Stories about Trinidad & Tobago from August, 2006
“Does anyone really ‘celebrate’ our Independence as a nation?” wonders Elspeth Duncan, as Trinidad and Tobago observes the 44th anniversary of its independence from Great Britain.
Is Trinidad and Tobago's opposition party trying to self-destruct? Jeremy Taylor thinks so.
Maximilian C. Forte offers a substanial analysis of the 220th anniversary celebrations of the Santa Rosa Carib community in Arima, Trinidad, complete with audio files from the live radio broadcast.
Walking through Port of Spain, Trinidad and Tobago's capital city, The Manicou expresses despair at the amount of litter in the streets, but has little hope that this will ever change.
Jeremy Taylor parses Trinidad & Tobago's new draft constitution, and concludes that “there are some very strange things in this draft, which would have the effect of increasing the power of the country's political leader at the expense of the judiciary and the parliament.”
“I'm wholly in favour of wasting a TV channel on this, because it will show just how absurdly tedious parliamentary affairs have become,” writes Jeremy Taylor, reporting on Trinidad & Tobago's newly launched Parliament Television.
Is the eco-resort you plan on visiting really that eco-friendly? Karen Walrond shows you how to make sure.
“. . . it's interesting how these festivals have echoed, in a small way, the evolution of their original model in Trinidad, as a vehicle of solidarity, an assertion of identity, a gesture of defiance in a hostile environment,” says Jeremy Taylor, writing about the Carnivals “exported” by the Caribbean...
Asks Trinidadian Elspeth Duncan: “Can our ‘tourism truth’ continue to lie in pretty cliches, unchanging statistics and glossy, tropical images Photoshopped to seduce foreigners?“

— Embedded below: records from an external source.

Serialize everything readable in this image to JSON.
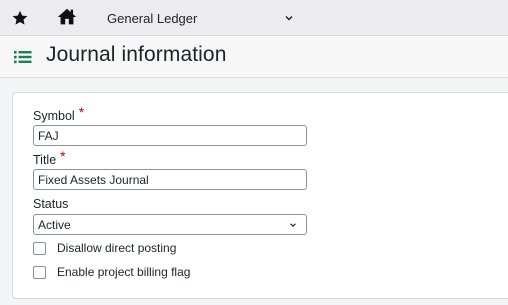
{
  "topbar": {
    "favorites_icon": "star-icon",
    "home_icon": "home-icon",
    "app_selector": "General Ledger",
    "app_selector_icon": "chevron-down-icon"
  },
  "header": {
    "menu_icon": "list-icon",
    "title": "Journal information"
  },
  "form": {
    "symbol": {
      "label": "Symbol",
      "required_mark": "*",
      "value": "FAJ"
    },
    "title": {
      "label": "Title",
      "required_mark": "*",
      "value": "Fixed Assets Journal"
    },
    "status": {
      "label": "Status",
      "value": "Active"
    },
    "checkboxes": [
      {
        "label": "Disallow direct posting",
        "checked": false
      },
      {
        "label": "Enable project billing flag",
        "checked": false
      }
    ]
  },
  "colors": {
    "accent_green": "#1e7d52",
    "required_red": "#c00000"
  }
}
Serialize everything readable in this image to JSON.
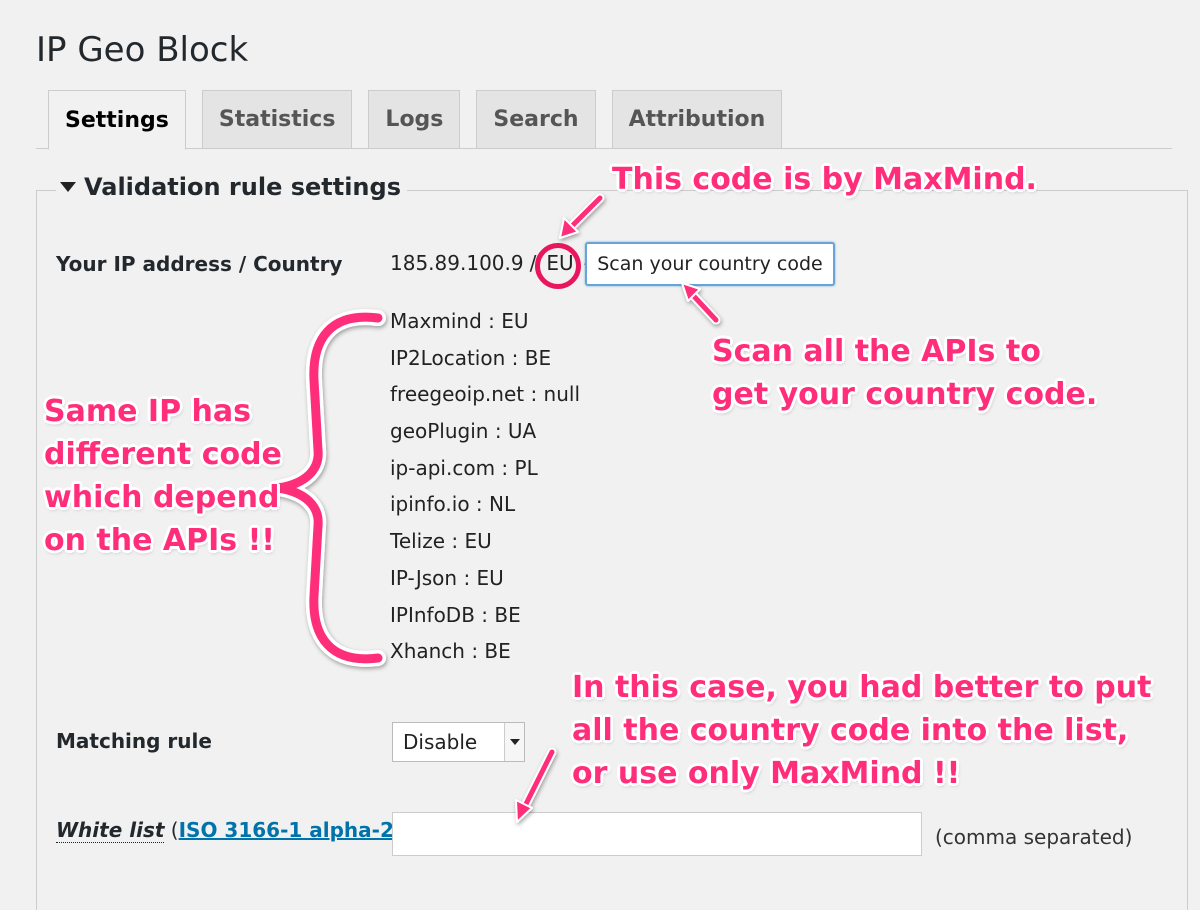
{
  "page_title": "IP Geo Block",
  "tabs": [
    {
      "label": "Settings"
    },
    {
      "label": "Statistics"
    },
    {
      "label": "Logs"
    },
    {
      "label": "Search"
    },
    {
      "label": "Attribution"
    }
  ],
  "section": {
    "title": "Validation rule settings"
  },
  "ip_row": {
    "label": "Your IP address / Country",
    "ip": "185.89.100.9",
    "separator": "/",
    "country": "EU",
    "dash": "-",
    "scan_button": "Scan your country code"
  },
  "api_results": [
    "Maxmind : EU",
    "IP2Location : BE",
    "freegeoip.net : null",
    "geoPlugin : UA",
    "ip-api.com : PL",
    "ipinfo.io : NL",
    "Telize : EU",
    "IP-Json : EU",
    "IPInfoDB : BE",
    "Xhanch : BE"
  ],
  "matching_rule": {
    "label": "Matching rule",
    "selected": "Disable"
  },
  "white_list": {
    "label": "White list",
    "open_paren": "(",
    "link": "ISO 3166-1 alpha-2",
    "close_paren": ")",
    "value": "",
    "note": "(comma separated)"
  },
  "annotations": {
    "maxmind": "This code is by MaxMind.",
    "scan": [
      "Scan all the APIs to",
      "get your country code."
    ],
    "same_ip": [
      "Same IP has",
      "different code",
      "which depend",
      "on the APIs !!"
    ],
    "case": [
      "In this case, you had better to put",
      "all the country code into the list,",
      "or use only MaxMind !!"
    ]
  },
  "colors": {
    "annotation": "#ff2d7a",
    "link": "#0073aa",
    "focus": "#6aa3d9"
  }
}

Unable to renew his Flickr Pro account because PayPay doesn't accept credit cards with addresses in certain countries (Trinidad and Tobago included) Taran Rampersad writes an open letter to Flickr.com.
Franka Philip makes good on her promise to cook oil-down, the classic Trinidadian dish made with breadfruit, and offers two recipes.
Jeremy Taylor considers the career of Harry Belafonte in relation to the latter's Caribbean roots and political activism: “. . . people should be judged for what they are, rather than what they are not. In his own way, Belafonte identified with the Caribbean from early on. . . ....
Attillah Springer has had it with the heckling and cat-calling to which women are subjected daily in Trinidad: “Why do men think that we need their reassurance? Why do they think that we want to know what base thoughts they are thinking. . . . .“
Jamaican Francis Wade is disturbed at the Trinidad and Tobago opposition leader's efforts to politicise the Caricom Single Market and Economy and tries to discern the thinking behind it.
Island Tips posts a list — by island — of the languages spoken in the Caribbean.
The Manicou reports that Trinidad & Tobago has won 72 medals in the World Championship of Performing Arts in Hollywood, California, adding “I have to admit though, I've never heard of the competition before.”
Photographer Stefan Falke announces that the Dragon Keylemanjahro School of Arts and Culture, a stilt walking school in Trinidad, now has a website.
Carib World Radio releases a podcast of a panel discussion on the Labor Day Carnival in Brooklyn, New York, and its benefits to the Caribbean community.
Jeremy Taylor ponders the appropriate uses of colonial forms and artifacts in the Caribbean context.
Trinidadian bloggers Jeremy Taylor and Seldo offer their two cents’ on today's thwarted airport bomb plot in England.
Caribbean Free Radio posts a music video by Orange Sky, one of Trinidad and Tobago's premier rock bands.